I agree with Val, the two systems work best in conjunction with each other. It took me a lot of fiddling and adjusting between the drum band and the brake bands to find that sweet spot when most of the braking was on the rears, and only on the brake drum when pushed hard to the floor. It definitely takes some patience, but in the end, very well worth the time and effort.
If you don't use the equalizer that they sell there are easier ways to do the brakes to use both systems.
Someday I will post photos of the version I made.
After watching a young lady spiraling downhill backwards after stopping on an incline because her RM brakes don't work in reverse, I would not put them on my car. Not everyone realizes what a hazard this can be.
I've heard many times that RM brakes don't work in reverse, and if you install them you will not be able to hold the car still on a back-incline. I've never had any trouble of this type with my RM brakes. However, I never had this trouble before I installed the auxiliary system.
RM brakes do not take the place of the factory brake; they add to the braking effect, and the effect is quite noticeable if, like me, you have to drive your antique in modern, heavy traffic. The ability to come to a complete stop in similar distance to a current machine having ABS 4-wheel discs is important. My 27 tudor came from the factory with brakes designed for a 1908 gas-buggy encountering no oncoming traffic. By 1927, everything had changed, including driving speed and traffic, and the transmission brake was, in my opinion, inadequate.
If your RM brake does not work downhill backwards, then it is improperly adjusted. With the new RM braking system, my 27 T is much safer to drive than my 29 Model A. With the Model A, I have about 3 panic stops before the brakes start to overheat and fade, and in Atlanta traffic, every stop is a panic. The RM improves upon over-heating, while the Model A, with internal expanding brakes, degrades.
Be careful out there, and install a set of new RM brakes.

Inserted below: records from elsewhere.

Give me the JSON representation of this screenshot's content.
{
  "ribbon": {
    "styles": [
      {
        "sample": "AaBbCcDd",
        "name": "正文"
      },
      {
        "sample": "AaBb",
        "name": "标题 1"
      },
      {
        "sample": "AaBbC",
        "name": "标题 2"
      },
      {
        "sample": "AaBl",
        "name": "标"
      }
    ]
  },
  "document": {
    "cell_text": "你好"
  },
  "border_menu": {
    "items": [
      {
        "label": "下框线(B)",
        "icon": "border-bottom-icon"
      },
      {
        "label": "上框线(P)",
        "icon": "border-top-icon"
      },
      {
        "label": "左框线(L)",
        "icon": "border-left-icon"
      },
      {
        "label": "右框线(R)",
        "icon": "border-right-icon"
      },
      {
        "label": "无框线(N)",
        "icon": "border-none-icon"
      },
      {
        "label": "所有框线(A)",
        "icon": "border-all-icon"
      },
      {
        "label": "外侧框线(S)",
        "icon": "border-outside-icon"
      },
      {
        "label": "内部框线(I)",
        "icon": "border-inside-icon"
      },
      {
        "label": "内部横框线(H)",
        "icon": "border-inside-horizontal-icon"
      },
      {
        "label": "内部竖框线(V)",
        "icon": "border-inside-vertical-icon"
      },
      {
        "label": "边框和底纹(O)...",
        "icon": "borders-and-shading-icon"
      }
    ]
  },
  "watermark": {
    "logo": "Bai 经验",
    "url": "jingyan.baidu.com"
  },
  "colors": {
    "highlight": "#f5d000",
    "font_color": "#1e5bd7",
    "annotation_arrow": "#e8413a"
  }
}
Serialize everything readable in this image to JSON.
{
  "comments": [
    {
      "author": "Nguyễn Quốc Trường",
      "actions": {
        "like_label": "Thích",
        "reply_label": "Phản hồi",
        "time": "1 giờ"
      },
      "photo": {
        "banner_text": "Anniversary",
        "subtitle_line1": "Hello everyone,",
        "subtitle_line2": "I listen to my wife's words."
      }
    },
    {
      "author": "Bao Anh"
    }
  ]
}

This subject is always interesting to me. I believe I have learned that different manufacturers of T auxiliary brakes approached the problem differently. A perfect example of this is the idea that RM brakes were intended to be used with the transmission brake, which may be true. In contrast Bennetts clearly were not. They came with their own Bennett brake pedal which replaced the T pedal. It did not have the transmission brake cam, so by definition the transmission brake was not used at all with the Bennetts.
I think at the end of the day the best T brake advice is the old advice that you should drive your T as though it has no brakes at all. This way you will never be disappointed.
The best way to stop a T is to stop applying gas ahead of time.
The problem I have seen is that the brakes were not properly adjusted. It is simple to take the clevis pin out of the link between the pedal and the equalizer and adjust the transmission brake so that the pedal is about 1 inch above the floorboard when you stop the car.
The way I adjust the Rocky Mountain brakes is to adjust the parking brake first. Do this in the usual manner. Then adjust the bands on the rear wheels to 20 thousandth clearance from the drums. Next adjust the rods between the Rock Mountain Brakes and the equalizer so that if you pull the parking brake back one more notch the Rocky's are tight. In other words the parking brake comes on first and then the Rocky's
Lastly adjust the link between the pedal and the equalizer so that the Rocky Mountain brake is tight at 1 1/2 inch above the floorboard. Put the pin in place. Test the brakes both forward and backward. You should easily be able to slide the wheels when moving backward by pulling the parking brake lever hard. Then the foot brake should slide the rear wheels if you push hard.
It is a BIG mistake to leave out the parking brake shoes or the transmission band. That is when you can't stop going backward.